do you read me?
Do you understand me? For example, I'm sick of all these meetings—do you read me? This phrase originally applied to messages received by radio or telephone. [c. 1930]
When Do You Use Whom?Over the last 200 years, the pronoun whom has been on a steady decline. Despite its waning use in speech and ongoing speculation about its imminent extinction, whom still holds a spot in the English language, particularly in formal writing. Understanding when and how to use this pronoun can set your writing apart. What’s the difference between whom and who? Whom is often confused with …
How Do You Use Hyphens?The shortest of the dashes, hyphens (–) link words and parts of words. They can connect prefixes or break up a word at the end of a line of text. They can also combine two or more words that describe a noun. For example, in George Orwell’s 1984, hyphenated words help create unusual descriptive phrases: “He felt deeply drawn to him, and not solely because …

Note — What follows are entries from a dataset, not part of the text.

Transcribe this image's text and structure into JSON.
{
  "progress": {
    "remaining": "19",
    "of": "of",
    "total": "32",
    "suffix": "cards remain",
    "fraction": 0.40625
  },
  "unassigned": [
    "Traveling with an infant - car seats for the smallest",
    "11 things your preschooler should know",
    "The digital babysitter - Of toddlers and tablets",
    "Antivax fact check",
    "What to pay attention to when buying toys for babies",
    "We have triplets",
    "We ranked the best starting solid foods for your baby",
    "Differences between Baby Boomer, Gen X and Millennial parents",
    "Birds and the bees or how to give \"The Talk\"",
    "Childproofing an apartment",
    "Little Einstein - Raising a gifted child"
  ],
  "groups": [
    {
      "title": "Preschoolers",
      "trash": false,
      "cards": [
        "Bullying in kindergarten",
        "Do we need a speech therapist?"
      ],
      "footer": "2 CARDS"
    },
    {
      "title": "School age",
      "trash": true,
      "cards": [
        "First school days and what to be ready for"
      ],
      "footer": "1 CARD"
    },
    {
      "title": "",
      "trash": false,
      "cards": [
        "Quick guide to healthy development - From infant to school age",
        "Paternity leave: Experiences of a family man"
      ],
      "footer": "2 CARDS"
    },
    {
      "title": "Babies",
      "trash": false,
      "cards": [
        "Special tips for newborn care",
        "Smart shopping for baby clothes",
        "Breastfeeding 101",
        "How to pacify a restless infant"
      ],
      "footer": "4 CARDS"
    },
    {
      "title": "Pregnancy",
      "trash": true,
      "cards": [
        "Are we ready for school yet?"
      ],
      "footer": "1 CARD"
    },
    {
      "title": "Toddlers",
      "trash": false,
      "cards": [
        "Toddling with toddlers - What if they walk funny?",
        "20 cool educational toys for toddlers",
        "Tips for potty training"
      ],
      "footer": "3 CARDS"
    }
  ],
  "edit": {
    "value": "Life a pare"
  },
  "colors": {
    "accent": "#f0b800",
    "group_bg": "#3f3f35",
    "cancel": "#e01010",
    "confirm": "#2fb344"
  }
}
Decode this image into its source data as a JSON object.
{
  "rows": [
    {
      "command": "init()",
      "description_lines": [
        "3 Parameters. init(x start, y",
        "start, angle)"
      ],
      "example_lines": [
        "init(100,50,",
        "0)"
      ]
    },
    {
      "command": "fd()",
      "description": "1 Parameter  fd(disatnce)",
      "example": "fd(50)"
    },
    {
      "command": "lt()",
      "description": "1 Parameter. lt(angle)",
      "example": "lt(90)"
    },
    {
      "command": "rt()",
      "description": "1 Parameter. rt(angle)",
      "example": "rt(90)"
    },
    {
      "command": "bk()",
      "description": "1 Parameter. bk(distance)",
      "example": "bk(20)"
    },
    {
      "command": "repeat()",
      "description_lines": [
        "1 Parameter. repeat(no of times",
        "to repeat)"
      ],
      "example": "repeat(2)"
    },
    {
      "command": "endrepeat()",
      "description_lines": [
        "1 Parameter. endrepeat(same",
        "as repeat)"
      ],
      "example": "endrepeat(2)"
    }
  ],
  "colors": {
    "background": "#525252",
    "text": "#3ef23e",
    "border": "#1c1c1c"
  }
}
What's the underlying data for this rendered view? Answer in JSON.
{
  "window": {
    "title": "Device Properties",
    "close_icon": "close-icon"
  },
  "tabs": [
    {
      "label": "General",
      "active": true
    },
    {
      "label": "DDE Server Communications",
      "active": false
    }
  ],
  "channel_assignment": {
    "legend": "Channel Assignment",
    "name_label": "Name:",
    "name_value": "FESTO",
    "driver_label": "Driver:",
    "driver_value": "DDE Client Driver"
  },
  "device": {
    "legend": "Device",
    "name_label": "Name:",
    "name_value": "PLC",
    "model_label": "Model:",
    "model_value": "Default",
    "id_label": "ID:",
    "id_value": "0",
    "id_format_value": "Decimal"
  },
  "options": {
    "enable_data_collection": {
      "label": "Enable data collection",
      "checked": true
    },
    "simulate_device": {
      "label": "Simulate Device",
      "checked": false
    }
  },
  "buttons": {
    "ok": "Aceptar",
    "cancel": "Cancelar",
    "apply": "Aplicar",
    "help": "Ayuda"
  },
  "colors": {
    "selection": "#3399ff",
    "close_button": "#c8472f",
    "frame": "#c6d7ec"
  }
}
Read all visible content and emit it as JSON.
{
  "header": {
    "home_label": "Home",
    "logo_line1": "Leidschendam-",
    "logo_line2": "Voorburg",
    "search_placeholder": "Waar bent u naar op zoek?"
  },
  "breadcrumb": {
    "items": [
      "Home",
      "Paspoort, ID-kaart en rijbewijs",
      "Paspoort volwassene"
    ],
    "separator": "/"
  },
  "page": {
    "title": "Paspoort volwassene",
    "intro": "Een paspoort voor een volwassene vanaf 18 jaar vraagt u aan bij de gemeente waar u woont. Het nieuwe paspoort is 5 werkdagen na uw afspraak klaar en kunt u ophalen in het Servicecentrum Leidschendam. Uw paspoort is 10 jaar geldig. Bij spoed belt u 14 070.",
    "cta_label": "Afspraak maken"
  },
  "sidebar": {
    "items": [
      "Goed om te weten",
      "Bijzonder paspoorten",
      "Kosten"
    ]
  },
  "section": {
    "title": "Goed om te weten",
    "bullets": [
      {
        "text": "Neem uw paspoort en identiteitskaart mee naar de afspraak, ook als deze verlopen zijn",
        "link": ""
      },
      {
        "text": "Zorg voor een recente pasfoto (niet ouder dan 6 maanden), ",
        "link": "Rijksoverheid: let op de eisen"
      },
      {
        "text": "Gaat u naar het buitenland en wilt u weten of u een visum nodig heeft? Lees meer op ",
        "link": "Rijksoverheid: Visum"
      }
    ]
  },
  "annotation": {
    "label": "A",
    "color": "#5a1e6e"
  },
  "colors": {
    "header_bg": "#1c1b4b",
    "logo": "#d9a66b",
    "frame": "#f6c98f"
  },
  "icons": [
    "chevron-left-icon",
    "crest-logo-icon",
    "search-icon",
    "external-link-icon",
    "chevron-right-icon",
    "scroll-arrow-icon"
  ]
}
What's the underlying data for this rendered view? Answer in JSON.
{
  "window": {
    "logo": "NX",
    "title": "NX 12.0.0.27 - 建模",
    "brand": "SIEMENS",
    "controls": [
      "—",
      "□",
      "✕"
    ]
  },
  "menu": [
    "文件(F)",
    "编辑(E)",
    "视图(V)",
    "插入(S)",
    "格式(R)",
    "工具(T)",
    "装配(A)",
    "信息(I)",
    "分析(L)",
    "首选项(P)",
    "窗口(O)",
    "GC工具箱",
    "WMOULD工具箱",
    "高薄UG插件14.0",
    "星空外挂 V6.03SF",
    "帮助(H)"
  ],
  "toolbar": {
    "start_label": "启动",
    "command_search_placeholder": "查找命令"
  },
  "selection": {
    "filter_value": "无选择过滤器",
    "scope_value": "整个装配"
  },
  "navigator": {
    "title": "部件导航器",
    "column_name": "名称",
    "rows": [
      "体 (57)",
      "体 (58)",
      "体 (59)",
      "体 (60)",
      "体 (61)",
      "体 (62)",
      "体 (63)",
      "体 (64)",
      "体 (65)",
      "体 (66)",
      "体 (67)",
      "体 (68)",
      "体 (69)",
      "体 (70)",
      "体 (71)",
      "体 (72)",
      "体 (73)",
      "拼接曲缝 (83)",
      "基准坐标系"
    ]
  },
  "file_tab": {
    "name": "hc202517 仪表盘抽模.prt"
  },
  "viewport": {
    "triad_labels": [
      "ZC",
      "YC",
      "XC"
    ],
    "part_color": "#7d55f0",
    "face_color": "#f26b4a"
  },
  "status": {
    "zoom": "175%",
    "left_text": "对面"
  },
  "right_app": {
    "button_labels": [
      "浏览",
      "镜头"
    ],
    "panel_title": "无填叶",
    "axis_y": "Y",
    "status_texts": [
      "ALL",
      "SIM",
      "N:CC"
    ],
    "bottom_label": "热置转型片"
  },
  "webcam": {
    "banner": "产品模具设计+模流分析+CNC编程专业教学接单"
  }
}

The American Heritage® Idioms Dictionary Copyright © 2002, 2001, 1995 by Houghton Mifflin Harcourt Publishing Company. Published by Houghton Mifflin Harcourt Publishing Company.